Source material
--- START ---

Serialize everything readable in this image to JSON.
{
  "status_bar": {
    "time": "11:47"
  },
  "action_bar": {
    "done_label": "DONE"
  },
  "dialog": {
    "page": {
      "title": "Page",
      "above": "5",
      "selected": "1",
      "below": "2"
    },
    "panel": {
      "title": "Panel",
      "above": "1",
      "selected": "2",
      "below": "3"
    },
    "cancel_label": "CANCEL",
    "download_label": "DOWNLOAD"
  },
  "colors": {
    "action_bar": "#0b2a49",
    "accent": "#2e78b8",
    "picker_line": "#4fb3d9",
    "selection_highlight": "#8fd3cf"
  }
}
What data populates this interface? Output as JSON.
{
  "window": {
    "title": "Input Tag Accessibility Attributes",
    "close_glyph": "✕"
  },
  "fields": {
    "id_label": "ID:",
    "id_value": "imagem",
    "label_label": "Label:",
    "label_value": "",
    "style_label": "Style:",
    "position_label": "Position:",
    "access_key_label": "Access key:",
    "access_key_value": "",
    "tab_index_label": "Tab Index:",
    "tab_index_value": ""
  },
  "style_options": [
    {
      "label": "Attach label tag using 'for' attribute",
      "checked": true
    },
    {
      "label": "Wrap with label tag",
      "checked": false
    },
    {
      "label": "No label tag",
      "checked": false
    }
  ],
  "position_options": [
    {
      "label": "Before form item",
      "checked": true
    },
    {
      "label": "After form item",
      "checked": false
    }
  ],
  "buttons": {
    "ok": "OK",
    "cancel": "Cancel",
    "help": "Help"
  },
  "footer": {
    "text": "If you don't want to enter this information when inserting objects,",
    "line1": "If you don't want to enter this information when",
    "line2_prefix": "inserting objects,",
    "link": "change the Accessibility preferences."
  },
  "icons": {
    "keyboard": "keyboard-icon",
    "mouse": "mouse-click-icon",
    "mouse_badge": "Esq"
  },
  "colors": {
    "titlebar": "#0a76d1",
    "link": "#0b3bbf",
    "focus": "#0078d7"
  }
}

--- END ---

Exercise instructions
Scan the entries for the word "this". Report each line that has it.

Task solution
Serialize everything readable in this image to JSON.
What data populates this interface? Output as JSON.
    "text": "If you don't want to enter this information when inserting objects,",
    "line1": "If you don't want to enter this information when",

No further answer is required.